Red-tailed Hawk with tree bokeh
The weather forecast was not good for this day, 19 August 2014, but we were so lucky that, apart from a few raindrops, the rain stayed away. The sun actually came out at two locations we stopped at for a short while. Our 18-hour day (from 6;00 a.m. till midnight!) started off with the thrill of seeing two or three small American Pikas (also called Rock Rabbits) and ended with a brief sighting of a black Wolf (could it be Skoki?) crossing the road ahead of us in the dark. It disappeared into the blackness, but shortly afterwards, we heard three separate Wolves howling (possibly four). We just stood there, in total awe, listening to this amazing sound. The only wild Wolf I had ever seen before was when I was in Yellowstone National Park two years ago. Friends and I saw two Wolves feeding on a Bison carcass across a huge valley - so they were just distant specks that became larger specks when my camera was in full zoom, ha.

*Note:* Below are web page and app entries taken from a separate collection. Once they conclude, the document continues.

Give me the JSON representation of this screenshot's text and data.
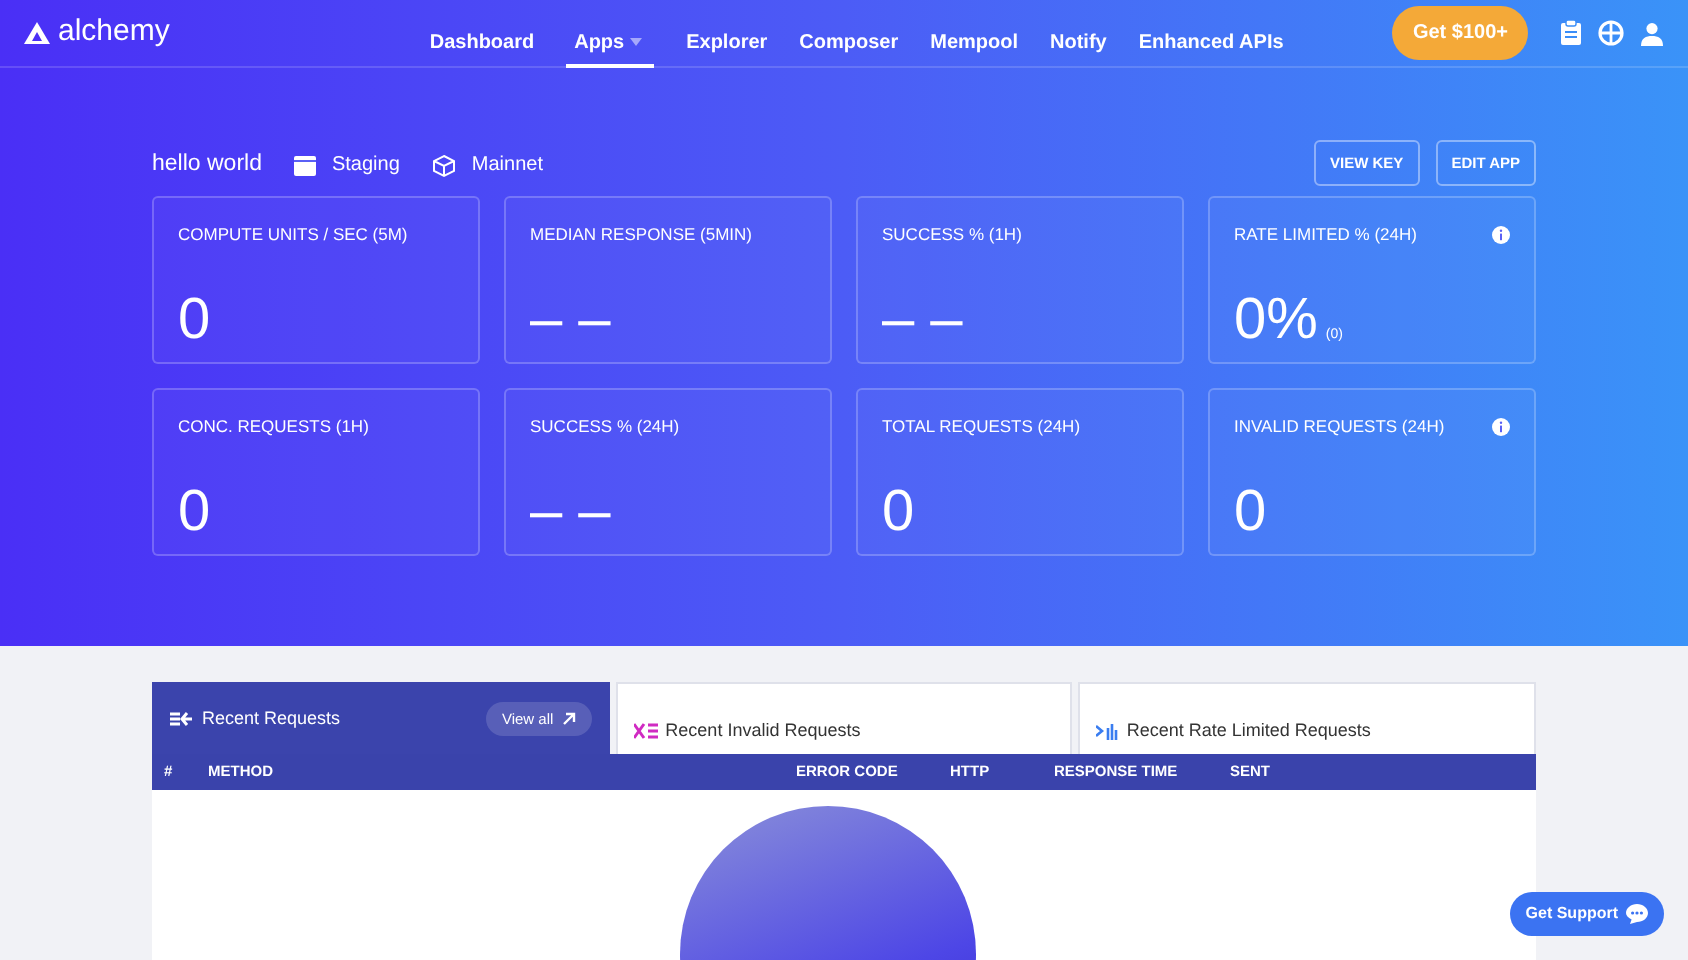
{
  "header": {
    "logo": "alchemy",
    "nav": [
      {
        "label": "Dashboard",
        "selected": false,
        "dropdown": false
      },
      {
        "label": "Apps",
        "selected": true,
        "dropdown": true
      },
      {
        "label": "Explorer",
        "selected": false,
        "dropdown": false
      },
      {
        "label": "Composer",
        "selected": false,
        "dropdown": false
      },
      {
        "label": "Mempool",
        "selected": false,
        "dropdown": false
      },
      {
        "label": "Notify",
        "selected": false,
        "dropdown": false
      },
      {
        "label": "Enhanced APIs",
        "selected": false,
        "dropdown": false
      }
    ],
    "promo_button": "Get $100+"
  },
  "app": {
    "name": "hello world",
    "tags": [
      {
        "kind": "staging",
        "label": "Staging"
      },
      {
        "kind": "network",
        "label": "Mainnet"
      }
    ],
    "buttons": [
      "VIEW KEY",
      "EDIT APP"
    ]
  },
  "metrics": [
    {
      "label": "COMPUTE UNITS / SEC (5M)",
      "value": "0",
      "info": false
    },
    {
      "label": "MEDIAN RESPONSE (5MIN)",
      "value": "– –",
      "info": false
    },
    {
      "label": "SUCCESS % (1H)",
      "value": "– –",
      "info": false
    },
    {
      "label": "RATE LIMITED % (24H)",
      "value": "0%",
      "sub": "(0)",
      "info": true
    },
    {
      "label": "CONC. REQUESTS (1H)",
      "value": "0",
      "info": false
    },
    {
      "label": "SUCCESS % (24H)",
      "value": "– –",
      "info": false
    },
    {
      "label": "TOTAL REQUESTS (24H)",
      "value": "0",
      "info": false
    },
    {
      "label": "INVALID REQUESTS (24H)",
      "value": "0",
      "info": true
    }
  ],
  "request_tabs": [
    {
      "kind": "recent",
      "label": "Recent Requests",
      "selected": true,
      "link": "View all"
    },
    {
      "kind": "invalid",
      "label": "Recent Invalid Requests",
      "selected": false
    },
    {
      "kind": "rate_limited",
      "label": "Recent Rate Limited Requests",
      "selected": false
    }
  ],
  "table": {
    "columns": [
      "#",
      "METHOD",
      "ERROR CODE",
      "HTTP",
      "RESPONSE TIME",
      "SENT"
    ]
  },
  "support_button": "Get Support"
}
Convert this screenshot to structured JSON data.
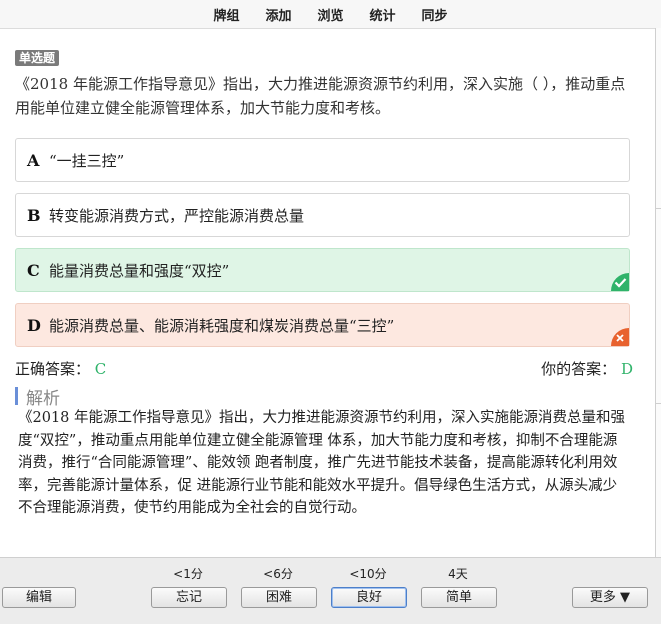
{
  "topbar": {
    "items": [
      "牌组",
      "添加",
      "浏览",
      "统计",
      "同步"
    ]
  },
  "question": {
    "type_label": "单选题",
    "text": "《2018 年能源工作指导意见》指出，大力推进能源资源节约利用，深入实施（ ），推动重点用能单位建立健全能源管理体系，加大节能力度和考核。"
  },
  "options": [
    {
      "letter": "A",
      "text": "“一挂三控”",
      "state": "normal"
    },
    {
      "letter": "B",
      "text": "转变能源消费方式，严控能源消费总量",
      "state": "normal"
    },
    {
      "letter": "C",
      "text": "能量消费总量和强度“双控”",
      "state": "correct"
    },
    {
      "letter": "D",
      "text": "能源消费总量、能源消耗强度和煤炭消费总量“三控”",
      "state": "wrong"
    }
  ],
  "answers": {
    "correct_label": "正确答案：",
    "correct_value": "C",
    "yours_label": "你的答案：",
    "yours_value": "D"
  },
  "analysis": {
    "title": "解析",
    "text": "《2018 年能源工作指导意见》指出，大力推进能源资源节约利用，深入实施能源消费总量和强度“双控”，推动重点用能单位建立健全能源管理 体系，加大节能力度和考核，抑制不合理能源消费，推行“合同能源管理”、能效领 跑者制度，推广先进节能技术装备，提高能源转化利用效率，完善能源计量体系，促 进能源行业节能和能效水平提升。倡导绿色生活方式，从源头减少不合理能源消费，使节约用能成为全社会的自觉行动。"
  },
  "bottom": {
    "edit_label": "编辑",
    "intervals": [
      "<1分",
      "<6分",
      "<10分",
      "4天"
    ],
    "ease_buttons": [
      "忘记",
      "困难",
      "良好",
      "简单"
    ],
    "more_label": "更多 ▼"
  },
  "colors": {
    "correct": "#2fb36a",
    "wrong": "#e8622f",
    "accent": "#6a8fd8"
  }
}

In between these two highlights, we saw several Deer, a small group of Mountain Sheep on the road, a tiny Chipmunk, a few Cedar Waxwings, Columbian Ground Squirrels, the beautiful Red-tailed Hawk in my photo above that sat on a branch out in the open for a long time, and two tiny Bats that flew very close over our heads when it was getting dark. We also saw a female and two young Spruce Grouse.

Then, of course, there is the scenery! Blue sky to go with the splendour of the mountains would have been wonderful, but we've been having cold and gloomy weather recently. Highway 40 and the Smith-Dorrien/Spray Lakes Trail both run through such spectacular scenery, so it was a real treat for me, especially as I won't drive those areas myself. Thanks so much, Cathy & Terry! Thanks, too, Terry, for spending at least an hour (?) removing one of the car wheels and fixing whatever was wrong with it!

"This is probably the most common hawk in North America. If you’ve got sharp eyes you’ll see several individuals on almost any long car ride, anywhere. Red-tailed Hawks soar above open fields, slowly turning circles on their broad, rounded wings. Other times you’ll see them atop telephone poles, eyes fixed on the ground to catch the movements of a vole or a rabbit, or simply waiting out cold weather before climbing a thermal updraft into the sky." From AllAboutBirds.